The Urban Forest Map will offer the following:
* The ability to show the locations of trees in all inventories (the municipality’s, nonprofit’s, etc.) on one map while keeping the data separate (and safe).
* Community members will be able to enter data from their home computers on their own trees-in their backyards, schools, workplaces. This data will be kept separate from the “official” data.
* The ecosystem services and other benefits of the trees will be displayed to help city residents see just how green their city is!
* The Map will be based on open-source software and will be designed to be readily transferable to other municipalities.
* The Map will allow users to perform searches of the data. For example, you could ask the map to display all elm trees, all trees in a certain neighborhood, or all trees over 36 inches in DBH.

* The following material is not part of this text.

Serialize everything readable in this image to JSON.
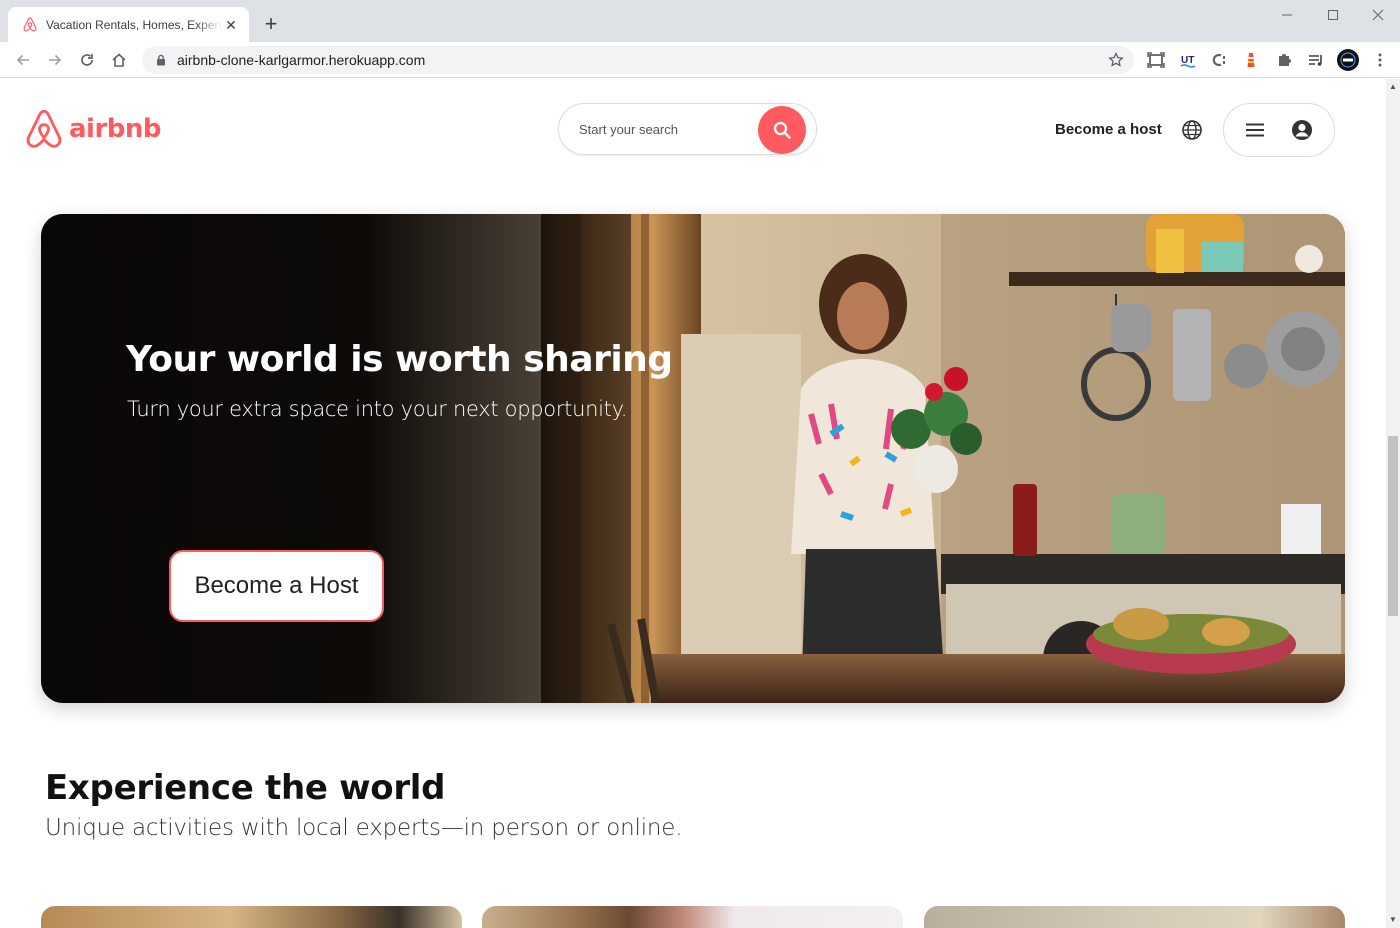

In San Francisco, the pilot city, official data will come from the databases of Friends of the Urban Forest and the City’s Bureau of Urban Forestry. Supplemental data will come from homeowners, residents, citizen foresters, students, Boy Scouts, etc. In other words, anyone with a computer can log in and enter information about a tree in front of their house, in their backyard, schoolyard, playground, etc. Particularly in smaller communities, mapping work could be done entirely by citizen foresters.
A beta version will be running by the beginning of 2010, and the project expects six months of testing after that to make sure it’s running smoothly. Once the pilot city is done, the software package will be made available to anyone who wants it. Since it’s based on open-source software, it will be free.

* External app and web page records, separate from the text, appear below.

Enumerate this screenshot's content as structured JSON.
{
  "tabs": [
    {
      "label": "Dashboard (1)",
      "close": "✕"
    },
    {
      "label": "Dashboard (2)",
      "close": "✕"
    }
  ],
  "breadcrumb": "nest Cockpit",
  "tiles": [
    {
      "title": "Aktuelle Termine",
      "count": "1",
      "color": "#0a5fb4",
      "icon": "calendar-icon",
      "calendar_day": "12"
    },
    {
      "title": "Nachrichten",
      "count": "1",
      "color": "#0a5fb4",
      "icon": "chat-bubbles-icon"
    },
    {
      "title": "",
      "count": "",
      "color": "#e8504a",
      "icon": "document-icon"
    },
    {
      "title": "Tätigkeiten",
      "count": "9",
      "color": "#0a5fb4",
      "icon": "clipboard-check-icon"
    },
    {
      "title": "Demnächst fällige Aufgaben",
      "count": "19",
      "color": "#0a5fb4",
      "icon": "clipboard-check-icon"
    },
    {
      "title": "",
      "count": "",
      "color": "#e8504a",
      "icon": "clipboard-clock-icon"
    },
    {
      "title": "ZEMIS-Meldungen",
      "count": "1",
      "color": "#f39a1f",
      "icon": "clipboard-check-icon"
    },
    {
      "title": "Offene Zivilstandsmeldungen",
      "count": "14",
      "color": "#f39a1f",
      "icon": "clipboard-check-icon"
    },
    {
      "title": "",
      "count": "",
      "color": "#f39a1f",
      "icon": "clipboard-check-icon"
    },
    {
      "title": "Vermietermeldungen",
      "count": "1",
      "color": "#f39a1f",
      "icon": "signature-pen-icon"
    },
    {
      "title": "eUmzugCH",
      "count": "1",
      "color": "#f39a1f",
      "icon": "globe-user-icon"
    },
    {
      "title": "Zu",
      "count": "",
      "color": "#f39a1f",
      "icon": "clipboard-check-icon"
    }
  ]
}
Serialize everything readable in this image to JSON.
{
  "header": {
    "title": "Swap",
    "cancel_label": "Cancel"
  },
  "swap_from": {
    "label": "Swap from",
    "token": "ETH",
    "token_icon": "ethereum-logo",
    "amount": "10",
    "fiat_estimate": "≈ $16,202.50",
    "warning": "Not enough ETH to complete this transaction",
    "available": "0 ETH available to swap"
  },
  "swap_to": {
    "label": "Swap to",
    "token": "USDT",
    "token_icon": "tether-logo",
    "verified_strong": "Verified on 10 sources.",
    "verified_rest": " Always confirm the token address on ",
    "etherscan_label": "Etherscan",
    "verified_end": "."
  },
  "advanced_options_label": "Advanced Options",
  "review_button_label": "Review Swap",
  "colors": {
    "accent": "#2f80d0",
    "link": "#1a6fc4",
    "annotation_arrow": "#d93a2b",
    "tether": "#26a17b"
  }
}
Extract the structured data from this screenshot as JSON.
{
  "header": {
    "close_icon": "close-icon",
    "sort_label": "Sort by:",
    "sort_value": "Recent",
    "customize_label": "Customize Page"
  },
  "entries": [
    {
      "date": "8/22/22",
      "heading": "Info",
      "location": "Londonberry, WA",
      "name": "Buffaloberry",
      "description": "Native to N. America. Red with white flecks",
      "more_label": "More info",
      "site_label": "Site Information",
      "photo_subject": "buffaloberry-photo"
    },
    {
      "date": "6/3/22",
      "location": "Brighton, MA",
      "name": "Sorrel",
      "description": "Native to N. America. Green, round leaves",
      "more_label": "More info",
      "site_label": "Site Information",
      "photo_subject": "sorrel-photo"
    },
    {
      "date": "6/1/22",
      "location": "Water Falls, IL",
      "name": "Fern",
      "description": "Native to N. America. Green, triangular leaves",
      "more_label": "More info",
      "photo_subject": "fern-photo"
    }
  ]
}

Probably one of the most practical uses of the map will be for communities pursuing large-scale tree planting projects. In New York City and Sacramento, for example, any one who plants a tree can register it through an online registration. However, the data is not map based, but rather just a long list of addresses. This makes planning for things like wildlife habitat, environmental justice, and good species distribution much harder. The map also provides a good opportunity for communities or entities pursuing greenhouse gas tree-planting projects.
In order to make the Urban Forest Map as widely useful as possible, they need your feedback on some of their ideas. They promise that the survey should only take five minutes of your time. Survey data will be kept anonymous, and those who enter their contact information will receive updates on the project.
Urban Forest Mapping Project Survey
KQED- Urban Forest Mapping Project
Wired Magazine- Urban Forest Mapping Project